Don’t call me diminutive, or height challenged, or pint-sized. I’ll admit right away, so don’t go beating around the bush. Been this way a long time. Not sure what all the deal is about. Everyone sees it. I am short.
Learning from the string of blue words that explode out of anyone who tries to drive a vehicle that I have been driving previously, I now automatically change the seat setting from the absolute closest to the pedals to the very farthermost setting and let the next driver adjust accordingly. I pick up all my height-enhancing step stools, ladders, blocks of wood, stair-stepped hay bales, etc., so they do not become tripping hazards for those who look down on the world from higher vantage points.
I spend a lot of time devising ways to compensate for my lack of stature which has led to some interesting inventions over the years. Items in high cupboards, I have a step stool but prefer long-reaching, rubber-gripped barbecue tongs (WARNING: there is a learning curve with this approach. Do not begin your tong regimen with large or heavy items. Begin with 8 oz. cans of sliced olives for practice because they hurt less than the sharp edges of cereal boxes or 28 oz. jars of pickles).
Cleaning the 20 foot section of a second story gutter on the house has been a thorn in my side for the last ten years. The large leaf maple trees and tall firs that are fairly close to the house do their best to fill the gutters with needles, leaves and those little twirly seedpods so the gutter gets clogged easily. It would take two ladders, or the tractor with a ladder tied onto the front loader to get high enough to reach the clogged gutter. Neither option is suitable for me because heights tend to give me the heebby-jeebbies. I came up with an invention and so far it works great.
I purchased a 10 foot section of 1 1/4 inch PVC pipe at the local home improvement store, along with a plastic U-shaped sink trap with the screw-on cuffs, and I stole a 5 inch piece off tubing off our shop vacuum and screwed it onto the end of the sink trap by one of the cuffs.
Now by using only one ladder, I can unclog the gutter by placing the u-shape over the edge of the gutter where it attaches to the down spout. When the gutter is overflowing (yes it is pouring down rain at this time, but my invention only takes a minute) I turn on the shop vac and start sucking the water through the sink trap and down the 10 foot pipe until the water starts to flow out. The siphon effect takes over once the flow is established and the gutter contents empties out at a fire hose rate (WARNING: Make sure the end of the PVC pipe is aimed away from your body or you will get the full effects of the fire hose that will knock you off of your ladder along with the shop vac). All debris and water is expelled in a big whoosh and the gutter is clean for several months.

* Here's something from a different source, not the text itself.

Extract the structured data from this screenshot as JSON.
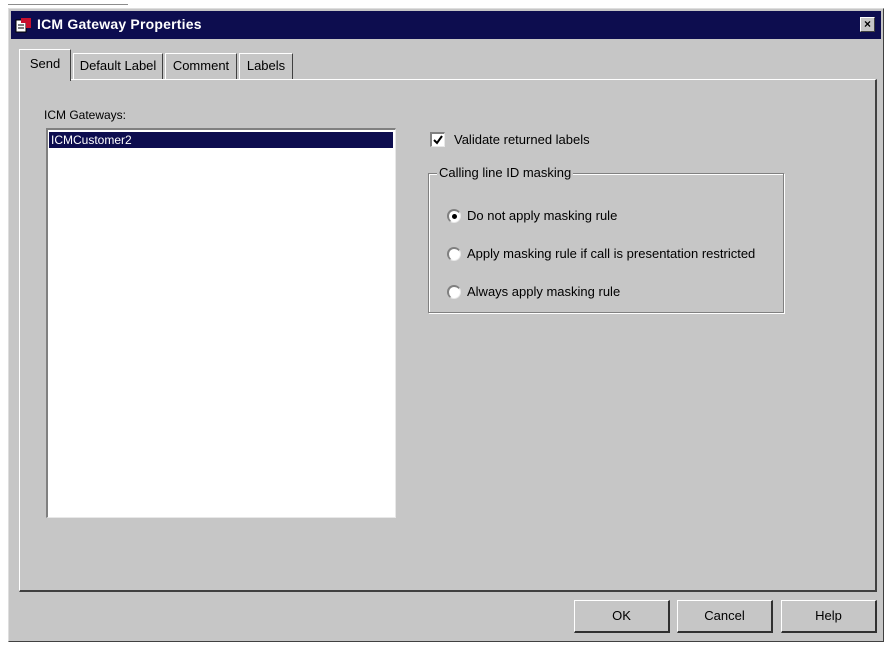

Cleaning that gutter is now pretty easy, and I don’t have to mess around with changing any settings before anyone else can do the same project.